▸ YOUR TASK
The task calls for each line of the records below in which the word "דולקת" appears.

▸ EXERCISE MATERIAL
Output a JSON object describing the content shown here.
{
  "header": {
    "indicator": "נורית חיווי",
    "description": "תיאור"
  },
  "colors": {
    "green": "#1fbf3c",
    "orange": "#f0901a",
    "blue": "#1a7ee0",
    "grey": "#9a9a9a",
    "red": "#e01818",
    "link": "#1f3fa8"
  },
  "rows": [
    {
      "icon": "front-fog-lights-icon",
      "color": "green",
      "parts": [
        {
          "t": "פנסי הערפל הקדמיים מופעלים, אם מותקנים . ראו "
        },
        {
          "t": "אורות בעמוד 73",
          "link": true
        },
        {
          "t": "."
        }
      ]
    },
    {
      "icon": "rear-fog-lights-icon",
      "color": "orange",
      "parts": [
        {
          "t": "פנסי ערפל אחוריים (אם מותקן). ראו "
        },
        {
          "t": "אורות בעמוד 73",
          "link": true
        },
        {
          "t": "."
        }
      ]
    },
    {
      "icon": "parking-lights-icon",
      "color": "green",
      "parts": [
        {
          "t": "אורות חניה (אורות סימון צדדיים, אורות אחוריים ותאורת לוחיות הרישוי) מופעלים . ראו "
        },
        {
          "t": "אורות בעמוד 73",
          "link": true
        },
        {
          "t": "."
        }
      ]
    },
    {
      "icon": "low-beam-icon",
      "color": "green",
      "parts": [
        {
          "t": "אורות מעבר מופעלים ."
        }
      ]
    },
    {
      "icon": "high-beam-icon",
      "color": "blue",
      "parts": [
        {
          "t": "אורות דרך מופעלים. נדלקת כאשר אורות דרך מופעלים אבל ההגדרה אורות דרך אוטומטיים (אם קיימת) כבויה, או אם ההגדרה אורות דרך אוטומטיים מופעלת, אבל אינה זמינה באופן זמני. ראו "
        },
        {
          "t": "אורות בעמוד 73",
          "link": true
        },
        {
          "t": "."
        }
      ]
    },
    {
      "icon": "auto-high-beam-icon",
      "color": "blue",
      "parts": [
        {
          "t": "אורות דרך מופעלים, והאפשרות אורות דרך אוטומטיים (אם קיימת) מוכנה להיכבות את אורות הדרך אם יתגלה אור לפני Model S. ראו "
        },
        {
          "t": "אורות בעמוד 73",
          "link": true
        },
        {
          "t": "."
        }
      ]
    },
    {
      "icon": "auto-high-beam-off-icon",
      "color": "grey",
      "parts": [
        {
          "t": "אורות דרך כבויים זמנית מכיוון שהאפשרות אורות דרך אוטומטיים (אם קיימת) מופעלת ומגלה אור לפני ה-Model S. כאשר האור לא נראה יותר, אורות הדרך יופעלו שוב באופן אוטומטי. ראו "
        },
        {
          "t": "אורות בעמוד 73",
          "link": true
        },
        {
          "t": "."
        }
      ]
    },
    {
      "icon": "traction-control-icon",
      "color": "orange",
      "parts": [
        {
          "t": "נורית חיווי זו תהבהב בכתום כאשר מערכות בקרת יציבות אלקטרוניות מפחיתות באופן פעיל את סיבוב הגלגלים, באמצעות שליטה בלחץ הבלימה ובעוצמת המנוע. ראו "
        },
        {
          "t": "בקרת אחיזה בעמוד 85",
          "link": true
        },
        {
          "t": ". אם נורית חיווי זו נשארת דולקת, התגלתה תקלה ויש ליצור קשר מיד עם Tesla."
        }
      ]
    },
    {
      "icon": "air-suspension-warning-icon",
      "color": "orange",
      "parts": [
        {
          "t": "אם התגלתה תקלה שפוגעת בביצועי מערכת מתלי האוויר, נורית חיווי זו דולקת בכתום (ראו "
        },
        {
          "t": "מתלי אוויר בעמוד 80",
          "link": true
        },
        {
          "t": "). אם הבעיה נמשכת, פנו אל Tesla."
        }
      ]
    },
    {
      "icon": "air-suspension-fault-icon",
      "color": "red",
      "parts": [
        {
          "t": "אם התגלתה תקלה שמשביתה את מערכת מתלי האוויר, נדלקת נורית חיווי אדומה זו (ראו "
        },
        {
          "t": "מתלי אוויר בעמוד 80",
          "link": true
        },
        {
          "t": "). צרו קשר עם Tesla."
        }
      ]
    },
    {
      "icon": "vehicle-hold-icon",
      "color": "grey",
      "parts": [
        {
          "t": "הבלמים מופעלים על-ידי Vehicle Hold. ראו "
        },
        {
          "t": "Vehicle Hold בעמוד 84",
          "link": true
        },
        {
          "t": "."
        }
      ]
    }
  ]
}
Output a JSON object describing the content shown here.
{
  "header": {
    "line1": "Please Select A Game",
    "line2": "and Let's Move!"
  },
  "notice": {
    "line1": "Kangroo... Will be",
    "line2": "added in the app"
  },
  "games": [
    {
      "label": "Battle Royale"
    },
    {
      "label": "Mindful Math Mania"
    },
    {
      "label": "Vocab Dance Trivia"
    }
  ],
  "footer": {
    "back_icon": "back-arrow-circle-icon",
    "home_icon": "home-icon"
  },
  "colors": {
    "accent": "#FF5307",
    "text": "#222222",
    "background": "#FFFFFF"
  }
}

▸ WRITTEN SOLUTION
          "t": ". אם נורית חיווי זו נשארת דולקת, התגלתה תקלה ויש ליצור קשר מיד עם Tesla."
          "t": "אם התגלתה תקלה שפוגעת בביצועי מערכת מתלי האוויר, נורית חיווי זו דולקת בכתום (ראו "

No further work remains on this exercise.